Hosted by the city, customers and avid food lovers get a chance to grab a taste of Toronto’s ever-changing restaurant industry. The event allows both newcomers and native Torontonians to expand their taste buds at cuisines for a reasonable price. Fixed prices for three course meals vary from restaurant to restaurant. There are three fixed prices for both lunch and dinner includes: lunch for $23, $28, $33, and dinner for $33, $43, $53.

“The event is open to everyone who lives here, or is visiting here, and because of the price points it is accessible at different levels,” said Papaioannou.

At toronto.ca, interested customers can customize their search for the type of cuisines, neighbourhood, and price point in order to find exactly what they’re looking for. The search engine also allows for visitors to easily find information on which restaurants offer vegan, vegetarian, and accessibility options.

“Toronto has one of the best culinary scenes, such as diversity of food types...this is a way for people to explore the world in their hometown,” she said.

Is it worth it?

Winterlicous can be a way to narrow down possible food options for customers who have a hard time deciding on what to order from a new restaurant. Prix fixe menus give them a taste of the restaurant, and a new culinary experience that can seemingly be five to eight dollars cheaper than ordering from the regular prices. They may also be pleasantly surprised by great hospitality, the atmosphere of the restaurant, and other aspects that could drive them to visit again.

Some customers may be disappointed that even with the set prices, their bill can almost amount to the same price as if customers had ordered from the regular menu. This is because the prix fixe does not cover alcohol, taxes and gratuity.

For students on a budget, Winterlicious would be a great option if they're willing to; spend some money to try something new, go out for a date night, a special family function, or a night out with friends.
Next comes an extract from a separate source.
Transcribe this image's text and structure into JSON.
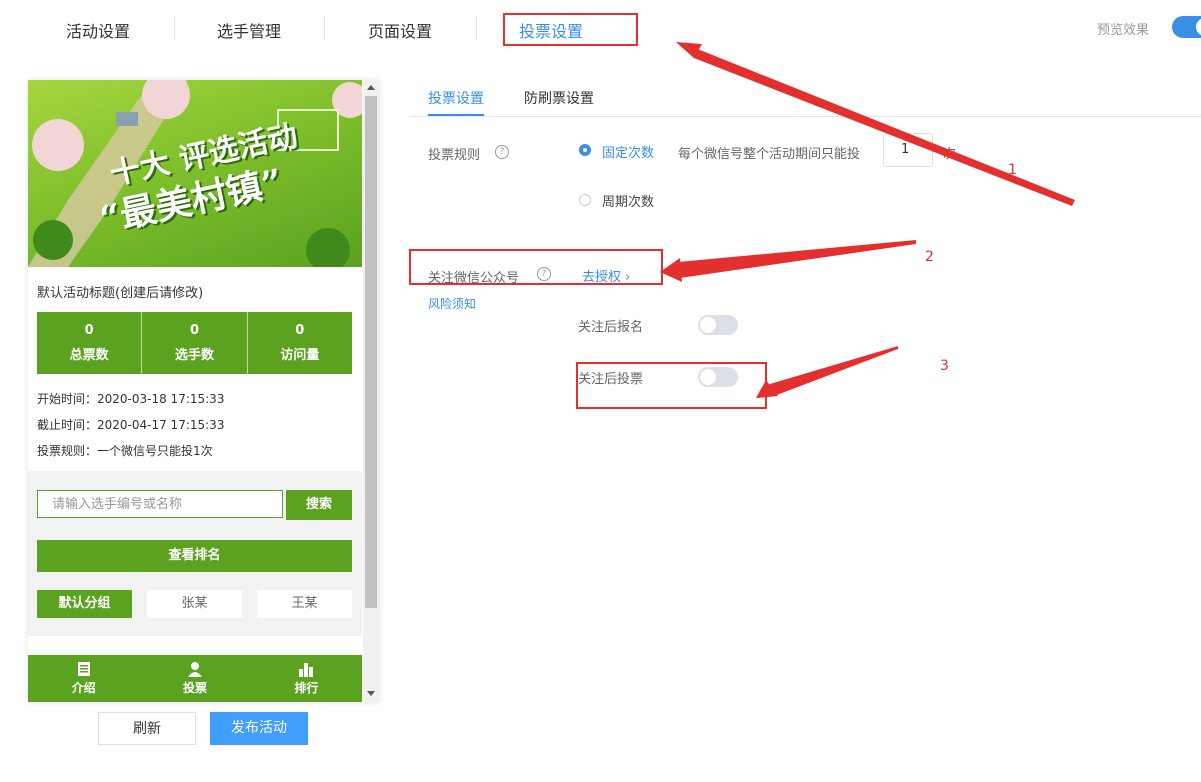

However, students should be wary that even with the fixed prices, their overall meal can still cost four times more than your everyday Big Mac combo at McDonald’s.